Leavenworth’s rock climbing is world famous. Visiting climbers from all have ascended our area’s granite mountains, crags and boulders for 60 years. Those visits have had an accumulative effect on the trails and staging areas of popular climbing areas around the valley. The USFS teamed up with citizen action organizations and local volunteers to do some serious trail work to the original Leavenworth crag, Castle Rock.
Several areas of the trail were rerouted and stabilized, greatly preventing future erosion and visitor impact on the areas surrounding popular routes. No imported materials were used in the construction, instead relying on granite blocks and gravel from onsite. Icicle TV is no stranger to climbing and was happy to help out and make some new friends in the process. He spoke with several of the hard working folks onsite, let’s hear what they have to say.

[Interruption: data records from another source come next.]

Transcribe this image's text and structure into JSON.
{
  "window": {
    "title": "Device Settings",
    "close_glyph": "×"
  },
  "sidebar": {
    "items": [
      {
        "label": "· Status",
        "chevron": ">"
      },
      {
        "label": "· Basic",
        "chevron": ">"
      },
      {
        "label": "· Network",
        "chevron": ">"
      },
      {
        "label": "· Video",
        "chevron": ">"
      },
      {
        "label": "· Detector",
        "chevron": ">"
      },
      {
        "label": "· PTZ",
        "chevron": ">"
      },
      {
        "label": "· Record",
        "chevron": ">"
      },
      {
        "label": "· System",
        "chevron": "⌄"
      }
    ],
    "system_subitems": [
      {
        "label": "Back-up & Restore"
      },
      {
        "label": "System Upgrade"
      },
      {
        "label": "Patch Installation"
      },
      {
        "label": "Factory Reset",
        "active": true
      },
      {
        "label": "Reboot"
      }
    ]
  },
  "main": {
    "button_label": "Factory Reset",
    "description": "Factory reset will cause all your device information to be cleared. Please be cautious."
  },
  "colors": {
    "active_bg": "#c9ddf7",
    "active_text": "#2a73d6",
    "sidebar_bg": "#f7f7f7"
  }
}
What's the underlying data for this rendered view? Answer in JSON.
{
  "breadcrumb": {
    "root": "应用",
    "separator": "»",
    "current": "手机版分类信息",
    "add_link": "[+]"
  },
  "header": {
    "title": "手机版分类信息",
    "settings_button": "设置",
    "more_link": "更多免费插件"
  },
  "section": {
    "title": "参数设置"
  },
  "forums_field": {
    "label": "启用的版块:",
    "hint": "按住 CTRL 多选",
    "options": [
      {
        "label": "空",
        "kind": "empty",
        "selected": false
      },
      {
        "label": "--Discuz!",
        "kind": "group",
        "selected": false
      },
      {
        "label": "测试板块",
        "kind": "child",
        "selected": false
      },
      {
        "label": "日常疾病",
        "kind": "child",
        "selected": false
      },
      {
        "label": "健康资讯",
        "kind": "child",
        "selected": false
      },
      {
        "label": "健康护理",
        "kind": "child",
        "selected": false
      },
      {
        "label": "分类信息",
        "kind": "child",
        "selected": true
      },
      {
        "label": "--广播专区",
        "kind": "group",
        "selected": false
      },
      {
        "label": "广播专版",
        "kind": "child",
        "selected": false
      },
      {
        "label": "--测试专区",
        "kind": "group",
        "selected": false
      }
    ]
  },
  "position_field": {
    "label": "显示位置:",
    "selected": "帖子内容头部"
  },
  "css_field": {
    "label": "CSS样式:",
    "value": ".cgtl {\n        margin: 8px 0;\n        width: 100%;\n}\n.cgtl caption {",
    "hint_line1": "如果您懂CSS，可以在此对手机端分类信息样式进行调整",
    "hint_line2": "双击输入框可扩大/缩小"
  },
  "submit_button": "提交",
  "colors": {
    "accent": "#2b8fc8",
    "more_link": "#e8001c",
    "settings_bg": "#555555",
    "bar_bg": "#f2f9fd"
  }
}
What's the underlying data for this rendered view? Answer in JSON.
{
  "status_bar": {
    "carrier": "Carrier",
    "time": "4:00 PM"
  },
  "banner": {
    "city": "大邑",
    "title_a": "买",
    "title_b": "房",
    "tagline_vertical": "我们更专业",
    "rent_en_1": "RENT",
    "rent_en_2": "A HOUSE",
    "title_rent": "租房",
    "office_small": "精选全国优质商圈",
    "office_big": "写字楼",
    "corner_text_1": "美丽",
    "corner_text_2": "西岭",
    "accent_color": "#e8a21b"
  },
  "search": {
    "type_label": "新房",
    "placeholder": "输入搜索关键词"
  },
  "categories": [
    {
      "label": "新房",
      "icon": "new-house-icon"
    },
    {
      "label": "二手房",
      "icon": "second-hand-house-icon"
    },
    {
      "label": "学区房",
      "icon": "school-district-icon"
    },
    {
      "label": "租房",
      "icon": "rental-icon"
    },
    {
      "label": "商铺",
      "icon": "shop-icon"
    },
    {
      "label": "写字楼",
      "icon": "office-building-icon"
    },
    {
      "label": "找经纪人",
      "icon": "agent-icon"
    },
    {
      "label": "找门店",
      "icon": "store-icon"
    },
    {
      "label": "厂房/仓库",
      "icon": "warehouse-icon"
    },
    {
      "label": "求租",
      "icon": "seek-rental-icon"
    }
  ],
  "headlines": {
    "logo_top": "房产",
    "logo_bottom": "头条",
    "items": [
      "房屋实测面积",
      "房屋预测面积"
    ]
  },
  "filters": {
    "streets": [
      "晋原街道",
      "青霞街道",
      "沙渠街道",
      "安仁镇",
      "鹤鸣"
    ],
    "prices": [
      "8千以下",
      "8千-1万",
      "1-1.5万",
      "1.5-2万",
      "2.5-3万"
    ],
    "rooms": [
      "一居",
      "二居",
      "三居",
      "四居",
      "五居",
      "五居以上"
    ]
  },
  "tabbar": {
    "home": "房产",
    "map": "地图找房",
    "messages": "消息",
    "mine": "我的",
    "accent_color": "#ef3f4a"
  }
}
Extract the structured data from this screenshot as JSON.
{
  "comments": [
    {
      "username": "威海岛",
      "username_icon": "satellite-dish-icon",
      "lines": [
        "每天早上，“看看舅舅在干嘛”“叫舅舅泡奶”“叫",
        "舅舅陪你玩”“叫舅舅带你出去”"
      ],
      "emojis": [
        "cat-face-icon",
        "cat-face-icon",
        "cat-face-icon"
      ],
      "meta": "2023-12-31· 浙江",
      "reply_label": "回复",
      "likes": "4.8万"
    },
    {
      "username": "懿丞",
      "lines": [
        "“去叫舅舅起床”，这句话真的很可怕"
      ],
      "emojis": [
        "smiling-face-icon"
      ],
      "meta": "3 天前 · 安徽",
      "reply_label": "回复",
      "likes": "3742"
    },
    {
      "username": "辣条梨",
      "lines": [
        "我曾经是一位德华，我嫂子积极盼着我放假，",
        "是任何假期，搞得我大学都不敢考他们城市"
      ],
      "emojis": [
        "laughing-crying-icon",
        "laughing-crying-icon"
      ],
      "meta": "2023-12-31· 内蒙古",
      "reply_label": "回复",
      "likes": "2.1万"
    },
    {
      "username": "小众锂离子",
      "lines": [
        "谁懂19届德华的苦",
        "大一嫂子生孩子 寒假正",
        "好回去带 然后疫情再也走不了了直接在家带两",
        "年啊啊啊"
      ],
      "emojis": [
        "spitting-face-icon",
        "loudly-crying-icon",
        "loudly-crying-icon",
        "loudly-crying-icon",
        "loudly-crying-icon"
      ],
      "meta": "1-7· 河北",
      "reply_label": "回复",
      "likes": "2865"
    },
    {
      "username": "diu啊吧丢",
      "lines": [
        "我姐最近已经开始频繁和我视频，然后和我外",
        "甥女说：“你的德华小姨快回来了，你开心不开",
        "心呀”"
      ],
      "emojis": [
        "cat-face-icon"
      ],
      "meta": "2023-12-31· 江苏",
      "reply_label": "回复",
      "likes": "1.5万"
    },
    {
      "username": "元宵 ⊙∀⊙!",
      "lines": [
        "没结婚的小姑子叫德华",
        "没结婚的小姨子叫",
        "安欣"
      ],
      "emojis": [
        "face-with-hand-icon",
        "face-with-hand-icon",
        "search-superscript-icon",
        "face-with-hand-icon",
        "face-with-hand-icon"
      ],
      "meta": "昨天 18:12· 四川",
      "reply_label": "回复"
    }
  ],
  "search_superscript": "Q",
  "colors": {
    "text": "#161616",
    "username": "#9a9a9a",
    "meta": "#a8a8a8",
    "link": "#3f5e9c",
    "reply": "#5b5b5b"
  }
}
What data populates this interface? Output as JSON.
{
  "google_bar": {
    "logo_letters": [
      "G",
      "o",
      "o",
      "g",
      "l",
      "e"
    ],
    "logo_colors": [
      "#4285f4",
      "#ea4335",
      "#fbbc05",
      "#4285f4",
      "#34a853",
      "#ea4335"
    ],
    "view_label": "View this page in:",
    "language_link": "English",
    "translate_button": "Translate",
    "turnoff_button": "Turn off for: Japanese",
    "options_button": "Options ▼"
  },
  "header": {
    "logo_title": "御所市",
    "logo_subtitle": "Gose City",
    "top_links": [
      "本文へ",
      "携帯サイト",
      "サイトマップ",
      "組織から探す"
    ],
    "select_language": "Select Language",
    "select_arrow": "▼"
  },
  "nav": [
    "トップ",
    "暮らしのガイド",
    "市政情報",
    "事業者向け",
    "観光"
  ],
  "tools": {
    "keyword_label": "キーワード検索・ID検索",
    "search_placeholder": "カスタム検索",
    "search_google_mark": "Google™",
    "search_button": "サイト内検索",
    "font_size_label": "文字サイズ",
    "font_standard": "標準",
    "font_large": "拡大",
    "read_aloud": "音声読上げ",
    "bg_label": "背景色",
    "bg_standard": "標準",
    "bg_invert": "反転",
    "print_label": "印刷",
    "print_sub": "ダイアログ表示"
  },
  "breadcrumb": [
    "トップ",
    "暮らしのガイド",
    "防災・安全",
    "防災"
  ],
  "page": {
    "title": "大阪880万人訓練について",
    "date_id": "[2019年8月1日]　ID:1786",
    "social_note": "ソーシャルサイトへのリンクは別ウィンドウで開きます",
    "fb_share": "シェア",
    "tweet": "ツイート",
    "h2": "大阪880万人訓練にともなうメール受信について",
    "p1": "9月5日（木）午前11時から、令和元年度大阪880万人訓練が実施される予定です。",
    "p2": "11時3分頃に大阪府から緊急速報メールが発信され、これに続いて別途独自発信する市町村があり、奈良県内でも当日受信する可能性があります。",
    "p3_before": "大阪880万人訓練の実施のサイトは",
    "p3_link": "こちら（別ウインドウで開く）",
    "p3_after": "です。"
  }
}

Morgan Foster and Adam Greenstreet, USFS Climbing Rangers, thought it was great to see the turnout form all the different organizations involved in climbing and get out there for the trail project. “Projects like this are an important part of our climbing ranger program” said Foster. “The rangers work with climbers that utilize the areas and manage to get out in the woods to get hands on climbing experience. We’re developing productive relationships with our partner organizations like Chelan County Mountain Rescue Association, Washington Climbers Coalition, The Mountaineers, and the Access Fund to accomplish goals that benefit both the environment and the climbing community” added Greenstreet.
Kurt Haire, Chelan County Mountain Rescue Association Volunteer- “We’re happy to see more accessible trails because it makes our job easier when we’re assisting with rescues. When the local EMS management system gets a call that is beyond the capacity of the sheriff’s professional rescuers (ex: wilderness or technical rescue) that’s when we get involved. CCMRA is all volunteers. Currently we have about 20 active people on call.”
John Race, Owner, Leavenworth Mountain School-“It makes sense that local climbers and local climbing organizations make an effort to protect our great climbing resources and that the forest service is open to volunteer labor in the face of a very limited budget. Olivia and I were happy to see everyone pitch in, get along, agree on goals, and sweat a bit. Hats off to the Washington Climbers Coalition, the Access Fund, and the Leavenworth Ranger District as without those three making it happen it would not have come about. We are looking forward to being part of the discussion moving forward and happy to provide strong backs and weak minds when the dirty work needs to be done.”
Finally we talked to the man who spearheaded the trail building day. Matt Perkins has worked tirelessly to protect climbers rights to access public lands. ” The Washington Climbers Coalition is committed to protecting our state’s climbing heritage. Castle Rock hosted the first technical climbs in the state, so it’s a good place as any to continue to build a lasting partnership for the future.” Any way you slice it, trail projects like the Castle Rock trail day are the way of the future.